Simple life-saving drugs were expensive, mostly produced and patented by Western multinationals (spoiler alert: many still are, for example insulin in the United States). These companies have a monopoly on the knowledge on how to produce and control the quality of drugs, and on how much these actions cost. Multinational’s marketing is driven by the need to make profits, not necessarily to the health needs of a country and its population. Knowledge is also fundamental to the registration and local quality control of drugs.
To be able to produce locally, especially in generic form (i.e. non-patented drugs), aims to reduce costs, have more autonomy over supply and align drug production with health needs (ex: producing for neglected diseases). The learning process also benefits the regulation and the quality control process. Knowing how much it cost to produce drugs contributes to the capacity of Health Authorities to negotiate prices with Drug companies. Beside health access, producing drugs locally was also a matter of economic development. It participates in the improvement of local industries, not only pharmaceutical but auxiliary products and services (packaging, maintenance…). Local production also foster training and improving capacities of high-skilled professionals (pharmacists, chemists, engineers…) but also of all skilled workers (machine operators, electricians, laboratory assistants).

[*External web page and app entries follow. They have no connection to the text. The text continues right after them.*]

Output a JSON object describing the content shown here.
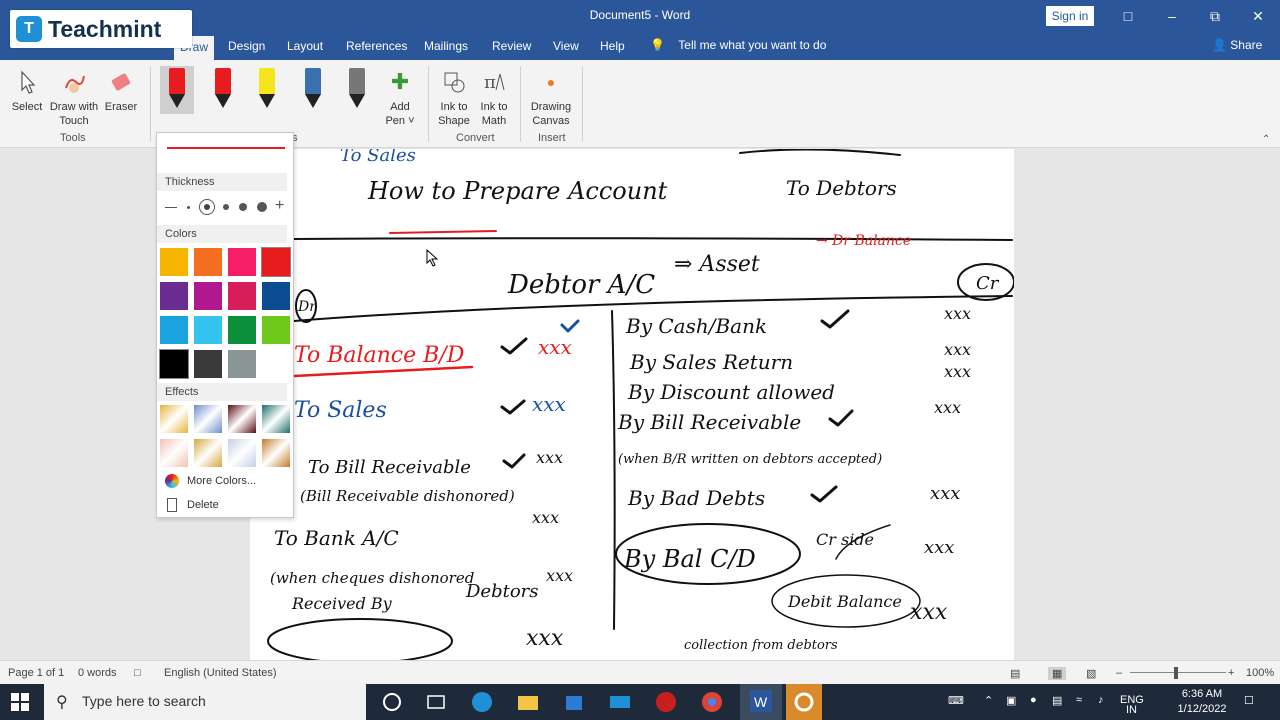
{
  "window": {
    "title": "Document5 - Word",
    "signin": "Sign in"
  },
  "overlay_logo": {
    "text": "Teachmint"
  },
  "tabs": [
    "Draw",
    "Design",
    "Layout",
    "References",
    "Mailings",
    "Review",
    "View",
    "Help"
  ],
  "tellme": "Tell me what you want to do",
  "share": "Share",
  "ribbon": {
    "tools": {
      "select": "Select",
      "draw_touch_1": "Draw with",
      "draw_touch_2": "Touch",
      "eraser": "Eraser",
      "group": "Tools"
    },
    "add_pen_1": "Add",
    "add_pen_2": "Pen ˅",
    "convert": {
      "ink_shape_1": "Ink to",
      "ink_shape_2": "Shape",
      "ink_math_1": "Ink to",
      "ink_math_2": "Math",
      "group": "Convert"
    },
    "insert": {
      "canvas_1": "Drawing",
      "canvas_2": "Canvas",
      "group": "Insert"
    },
    "pens_group_partial": "s"
  },
  "pen_dropdown": {
    "thickness_label": "Thickness",
    "colors_label": "Colors",
    "effects_label": "Effects",
    "more_colors": "More Colors...",
    "delete": "Delete",
    "colors": [
      [
        "#f8b500",
        "#f36f1f",
        "#f61e66",
        "#e81c1c"
      ],
      [
        "#6a2c91",
        "#b0188f",
        "#d81d5b",
        "#0a4c8f"
      ],
      [
        "#1aa3de",
        "#35c3ef",
        "#0b8f3a",
        "#6fc81c"
      ],
      [
        "#000000",
        "#3a3a3a",
        "#8a9595",
        ""
      ]
    ],
    "effects": [
      [
        "#e6b43a",
        "#6b8fc8",
        "#5a0e14",
        "#1b6f6a"
      ],
      [
        "#f2c1b3",
        "#d7a63a",
        "#c4cfe6",
        "#c7792a"
      ]
    ]
  },
  "status": {
    "page": "Page 1 of 1",
    "words": "0 words",
    "language": "English (United States)",
    "zoom": "100%"
  },
  "taskbar": {
    "search_placeholder": "Type here to search",
    "lang_1": "ENG",
    "lang_2": "IN",
    "time": "6:36 AM",
    "date": "1/12/2022"
  },
  "handwriting": {
    "line1": "To Sales",
    "line2": "How to Prepare Account",
    "line3": "To Debtors",
    "heading": "Debtor A/C",
    "asset": "⇒ Asset",
    "dr_bal": "→ Dr Balance",
    "dr": "Dr",
    "cr": "Cr",
    "left": [
      "To Balance B/D",
      "To Sales",
      "To Bill Receivable",
      "(Bill Receivable dishonored)",
      "To Bank A/C",
      "(when cheques dishonored",
      "Received By",
      "Debtors"
    ],
    "left_amounts": [
      "xxx",
      "xxx",
      "xxx",
      "xxx",
      "xxx",
      "xxx"
    ],
    "right": [
      "By Cash/Bank",
      "By Sales Return",
      "By Discount allowed",
      "By Bill Receivable",
      "(when B/R written on debtors accepted)",
      "By Bad Debts",
      "By Bal C/D",
      "Cr side",
      "Debit Balance",
      "collection from debtors"
    ],
    "right_amounts": [
      "xxx",
      "xxx",
      "xxx",
      "xxx",
      "xxx",
      "xxx",
      "xxx"
    ]
  }
}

Entering this history through medicines allows casting light on many crucial aspects of health, economic development, and the knowledge and technologies required to successfully incorporate them and how these circulated. Indeed, Martins not only acted to create new pharmaceutical policies inside Mozambique linking with other countries’ experiences, he also participated actively in the debates at the WHO around the Essential medicines list in the late 1970s. Following Martins and the Mozambican and international actors he interacted with allows us to better understand how policies and international programmes were negotiated in a time of intense fights between North and South over the priorities of health and its relation to markets. Shifting my socio-anthropological toolbox to inquire on the history of those entanglements and their legacies in today’s geographies of drug production is the starting point for my research at the ERC Socialist medicine.
This website is part of a project that has received funding from the European Research Council (ERC) under the European Union’s Horizon 2020 research and innovation programme (Grant agreement No. 949639)